Our soil scientists were highly active at major conferences, including the 15th Conference of the Parties (COP) of United Nations Convention to Combat Desertification (UNCCD COP15). CIFOR-ICRAF scientists were on the steering committee for the preparation of the Global Land Outlook 2 (GLO2), contributed to UNCCD policy-oriented recommendations based on evidence of integrated land-use planning for achieving land degradation neutrality, and co-organized the UNCCD COP 15  Science Day. We also contributed to the G20-UNCCD Global Initiative on Reducing Land Degradation and Enhancing Conservation of Terrestrial Habitats draft strategic framework (2021–2030) and operation plan (2021–2024).

Ahead of the UN Climate Change Conference (COP27), where the first-ever Food Systems Pavilion was co-hosted by the Coalition of Action 4 Soil Health (CA4SH), scientists urged world leaders to kick-start the restoration of soil ecosystems.

CIFOR-ICRAF continues to support the implementation of the 22 projects supported by Landscapes For Our Future, through technical guidance and the co-creation, synthesis and disseminate knowledge and lessons learned.

Sahel Mosaic Engagement Landscape

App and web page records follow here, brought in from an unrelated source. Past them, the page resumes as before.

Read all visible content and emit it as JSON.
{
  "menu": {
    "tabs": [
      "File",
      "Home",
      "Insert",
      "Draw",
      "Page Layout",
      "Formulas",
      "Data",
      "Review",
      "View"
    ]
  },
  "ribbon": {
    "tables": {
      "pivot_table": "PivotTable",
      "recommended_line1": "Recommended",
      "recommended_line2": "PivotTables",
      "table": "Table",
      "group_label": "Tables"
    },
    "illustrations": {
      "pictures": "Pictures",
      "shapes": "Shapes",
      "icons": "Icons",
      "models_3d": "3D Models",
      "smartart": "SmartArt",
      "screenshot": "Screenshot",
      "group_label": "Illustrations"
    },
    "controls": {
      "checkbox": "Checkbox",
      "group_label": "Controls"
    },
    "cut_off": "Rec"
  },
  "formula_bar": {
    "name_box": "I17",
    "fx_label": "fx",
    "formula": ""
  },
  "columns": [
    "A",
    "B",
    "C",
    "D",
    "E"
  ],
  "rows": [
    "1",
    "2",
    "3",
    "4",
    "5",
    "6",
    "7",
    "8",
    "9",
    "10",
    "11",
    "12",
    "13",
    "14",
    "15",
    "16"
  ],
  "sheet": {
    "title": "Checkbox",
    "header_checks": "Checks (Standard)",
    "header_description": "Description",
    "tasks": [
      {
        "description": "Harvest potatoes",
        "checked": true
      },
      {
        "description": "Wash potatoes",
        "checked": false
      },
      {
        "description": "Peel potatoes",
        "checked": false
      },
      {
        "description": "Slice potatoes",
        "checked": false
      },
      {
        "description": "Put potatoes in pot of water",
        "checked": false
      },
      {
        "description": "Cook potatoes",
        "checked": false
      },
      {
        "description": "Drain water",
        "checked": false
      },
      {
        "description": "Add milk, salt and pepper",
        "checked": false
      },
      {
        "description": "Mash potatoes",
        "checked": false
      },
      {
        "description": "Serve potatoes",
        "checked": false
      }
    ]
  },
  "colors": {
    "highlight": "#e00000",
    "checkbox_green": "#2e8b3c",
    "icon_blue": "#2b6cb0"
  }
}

Sahelian farmers and pastoralists face a daunting future: their incomes are among the world’s lowest, and their livelihoods are further threatened by global heating and environmental stresses. Yet despite decades of investment in rural development, progress has been limited by a poor enabling environment, a profound lack of resources and ineffective top-down approaches. Widespread food insecurity and rising outmigration are not only accelerating land degradation, they have also driven the spread of nsurgencies across several countries, compounding an already fragile situation.

Yet there are proven restoration successes in the region, from the parklands of Niger to the Tigrayan highlands. The Sahel Mosaic Engagement Landscape aims to prime the pump of economic development across the Sahel by creating green jobs, improving livelihoods and strengthening resilience to climate change through the large-scale co-development of special regeneration zones. These combine the governance systems, technical knowledge and community vision needed to restore degraded ecosystems. Beyond simply boosting incomes, these zones can give farmers and pastoralists the ability to invest in their future – and the stability to attract external investors – inspiring adjacent areas to adopt the same approach.

© Ollivier Girard/CIFOR-ICRAF

This work has been supported by Biovision; Central African Forests Commission (COMIFAC); Ethiopian Forestry Development; European Union; Green Climate Fund (GCF); International Climate Initiative (IKI) of the Federal Ministry for the Environment, Nature Conservation and Nuclear Safety (BMUV); Norway’s International Climate and Forest Initiative (NICFI); and the World Resource Institute (WRI).